MINNEAPOLIS - Cameron Champ is back at TPC Twin Cities in Blaine this week as he aims to defend his 2021 3M Open title, the third of his PGA career.
Champ shot a final round 5-under par 66 last year to win the 3M Open by two shots over Louis Oosthuisen, Jhonattan Vegas and Charl Schwartzel. That’s despite some adventures after a wayward tee shot on the par-5, No. 18 finishing hole. He was able to save par, and it was enough for the win.
"We just stuck to our same game plan. It was playing very firm, it was super hot that day. On 18 I made it interesting, I didn’t know I was going to do that. But having 18 in my back pocket, I knew if I made a nice par there, I kind of felt like it was over," Champ told reporters on Wednesday.
He also comes in with a sense of comfort, confident coming back a year later from a victory.
"A place that I have very good memories of. A place that fits me. There’s certain courses that you just show up, you feel comfortable, you like it everything about it. I’m very comfortable with it," Champ said.
That’s despite dealing with heat stroke and dehydration on the back nine, all while trying to hold off the rest of the field. He went to his knees on No. 14, but was able to overcome a hot summer day in Blaine.

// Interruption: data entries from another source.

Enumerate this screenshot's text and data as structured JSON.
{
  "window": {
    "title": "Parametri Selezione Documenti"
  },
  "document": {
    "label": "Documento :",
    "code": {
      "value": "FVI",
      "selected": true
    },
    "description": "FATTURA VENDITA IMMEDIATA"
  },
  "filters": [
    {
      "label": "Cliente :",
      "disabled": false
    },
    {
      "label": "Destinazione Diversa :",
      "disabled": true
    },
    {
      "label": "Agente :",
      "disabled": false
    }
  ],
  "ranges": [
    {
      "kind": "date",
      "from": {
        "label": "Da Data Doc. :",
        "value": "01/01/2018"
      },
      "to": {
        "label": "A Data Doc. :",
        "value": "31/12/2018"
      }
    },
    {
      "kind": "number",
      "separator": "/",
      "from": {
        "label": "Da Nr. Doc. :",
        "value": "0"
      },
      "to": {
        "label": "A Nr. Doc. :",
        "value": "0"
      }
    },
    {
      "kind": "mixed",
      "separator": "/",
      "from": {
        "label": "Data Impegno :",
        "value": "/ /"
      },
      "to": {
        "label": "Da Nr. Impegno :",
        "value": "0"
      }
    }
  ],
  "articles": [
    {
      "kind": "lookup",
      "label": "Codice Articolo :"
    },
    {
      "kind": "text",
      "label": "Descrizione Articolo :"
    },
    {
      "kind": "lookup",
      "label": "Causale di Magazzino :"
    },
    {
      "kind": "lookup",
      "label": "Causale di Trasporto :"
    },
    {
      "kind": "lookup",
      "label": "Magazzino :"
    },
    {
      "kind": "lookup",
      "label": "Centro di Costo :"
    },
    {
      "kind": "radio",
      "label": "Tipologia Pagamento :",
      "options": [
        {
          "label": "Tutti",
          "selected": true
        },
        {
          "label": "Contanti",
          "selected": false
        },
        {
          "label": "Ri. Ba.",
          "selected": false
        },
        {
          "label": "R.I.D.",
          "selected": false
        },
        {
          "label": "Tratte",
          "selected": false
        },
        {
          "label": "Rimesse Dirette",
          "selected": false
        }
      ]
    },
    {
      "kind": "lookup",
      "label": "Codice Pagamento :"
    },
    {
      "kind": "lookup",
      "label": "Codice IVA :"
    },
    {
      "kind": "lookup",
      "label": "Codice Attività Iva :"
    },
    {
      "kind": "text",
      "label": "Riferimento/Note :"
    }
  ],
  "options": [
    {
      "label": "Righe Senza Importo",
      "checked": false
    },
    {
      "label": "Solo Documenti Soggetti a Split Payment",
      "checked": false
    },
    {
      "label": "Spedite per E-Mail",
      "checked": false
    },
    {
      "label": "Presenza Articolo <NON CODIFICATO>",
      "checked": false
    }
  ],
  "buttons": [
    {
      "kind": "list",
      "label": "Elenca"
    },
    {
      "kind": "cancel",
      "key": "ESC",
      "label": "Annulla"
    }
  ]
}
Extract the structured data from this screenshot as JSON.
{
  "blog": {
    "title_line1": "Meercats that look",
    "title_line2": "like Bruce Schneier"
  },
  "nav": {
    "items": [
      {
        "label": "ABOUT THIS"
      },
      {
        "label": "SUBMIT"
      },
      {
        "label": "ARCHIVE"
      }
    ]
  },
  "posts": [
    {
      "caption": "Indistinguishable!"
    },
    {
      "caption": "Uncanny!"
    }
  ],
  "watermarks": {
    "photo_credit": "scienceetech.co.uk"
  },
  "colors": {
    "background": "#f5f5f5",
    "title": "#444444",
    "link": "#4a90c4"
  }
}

"It was very interesting, it hit me on 14 out of nowhere. Kind of hit me like a freight train and I drank a bunch of water, but I didn’t have any sugar or electrolytes," Champ said. "Once I got some of that in me on 16, it gave me a little extra boost. Obviously I was playing on a little adrenaline. When I got done, I was drained."
Since winning last year in Blaine, Champ has had his fair share of adversity. He doesn’t have a win this current season, and has just two top-10 finishes. One of those came at Augusta National in the Master’s. He comes to the 3M Open at No. 157 in the FedEx Cup, needing to get into the top-125 to make the playoffs. He’s missed nine cuts in his last 17 tournaments, including five straight coming to TPC Twin Cities.
He’s also had trying times away from golf. He broke his left wrist last October in an accident at his home, and tested positive for COVID-19 back in January days before he was set to play in the Sentry Tournament of Champions.
He didn’t say how he hurt his wrist, but was worried at the time it was significant. He couldn’t do anything golf-related for more than two months. His wrist was wrapped and had athletic tape while addressing the media on Wednesday.
"This year has been an eventful year to say the least, I’ve had a lot of stuff going on in my personal life mixed in with me breaking my wrist in the fall," Champ said. "That was a whole unknown for quite a while, luckily it wasn’t too serious. I’m in a way better head space, I understand myself better, I understand what my motives are and why I’m doing what I’m doing. I’ve been kind of re-birthed."